A very nice dark brown, almost bordering black in colour. This is certainly not the darkest beer ever. You are able to see through it slightly when held up to the light. It hits the style nicely. There is also a slightly tan hue to the head of the beer.
Unsurprisingly, the strongest aroma in this beer is the vanilla bean. It comes through smoothly and is a sweet and inviting note to this beer. This is a very appealing note to start off with.
Behind the strong vanilla bean note is a light chocolate note. It is definitely second to the vanilla, but noticeable none the less. It adds to the sweet nose/aroma, making for a very tasty smelling beer.
Aside from the strong vanilla and light chocolate notes to this nose/aroma, there is not a ton to report here. They keep it simple here, and they hit the nail on the head with this one. Very appealing nose/aroma overall.
As is the case with the nose/aroma, the vanilla bean is the first note you taste in this beer. With how powerful vanilla can be in beer, this is really not all that surprising. It is, however, nicely balanced with the other notes at play here.
In behind the vanilla is the light chocolate note that you would expect from the malt/grain bill that is typically used in this style. The chocolate and vanilla notes compliment each other nicely. This makes for a very smooth-drinking beer.
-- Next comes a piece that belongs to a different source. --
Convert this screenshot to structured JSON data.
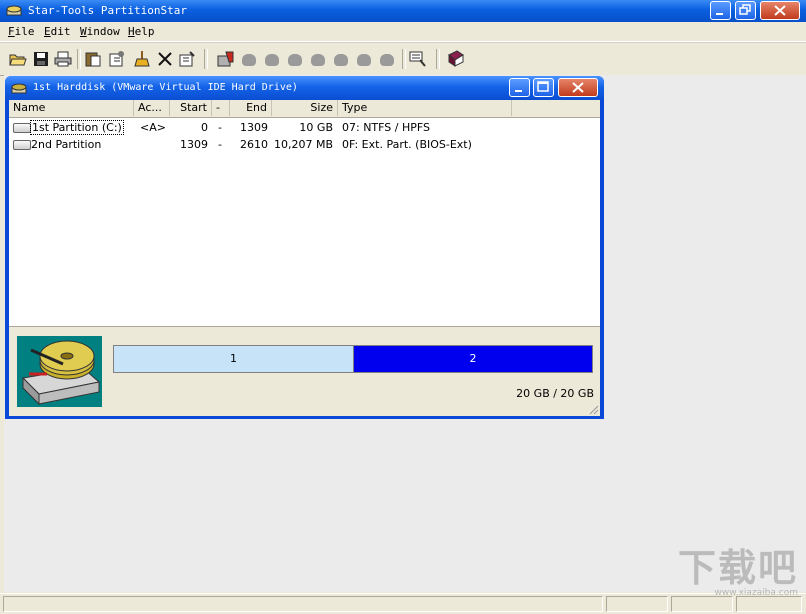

Another note that you get in this one is a lightly bitter coffee note. This is likely imparted by the malt/grain bill, and it is just enough to be noticeable. A nice complimentary note that fits within the guidelines of the style.
There is also a very light bitter note on the back end. This tastes more like a product of the malt/grain bill rather than any sort of hop presence. A very nice finishing note to an otherwise sweet beer.
This beer was a pour from a nitro tap, so the head being significant and the retention matching it is unsurprising. Even when you start drinking this beer it sticks around. The retention is impressive, to say the least.
There is virtually zero lacing on the glass from this one. Thin lines of lacing are here and there on the glass, but it is hardly noticeable.
The carbonation level is rather low in this one. Hardly noticeable, but it allows the vanilla and other notes to take control of this rather tasty beer.
One thing can be said for certain, and that is that this beer presents the vanilla notes throughout. In the tasting notes you start to get notes of chocolate and coffee. There is a light bitterness on the back end of your palate, but it is more a byproduct of the malt/grain bill rather than the hops.
Want to see a beer featured in B.C. Beer Reviews? Comment below with your suggestion.
You can also see all of the photos featured in B.C. Beer Reviews, and even some that do not make it into these articles, you can follow me on Instagram: nhendy5. And if you want to see much more concise versions of these reviews up to 24 hours in advance, add me on Untappd: RedArmyNic.
Main photo by Nic Hendrickson, Lastword Inc., all rights reserved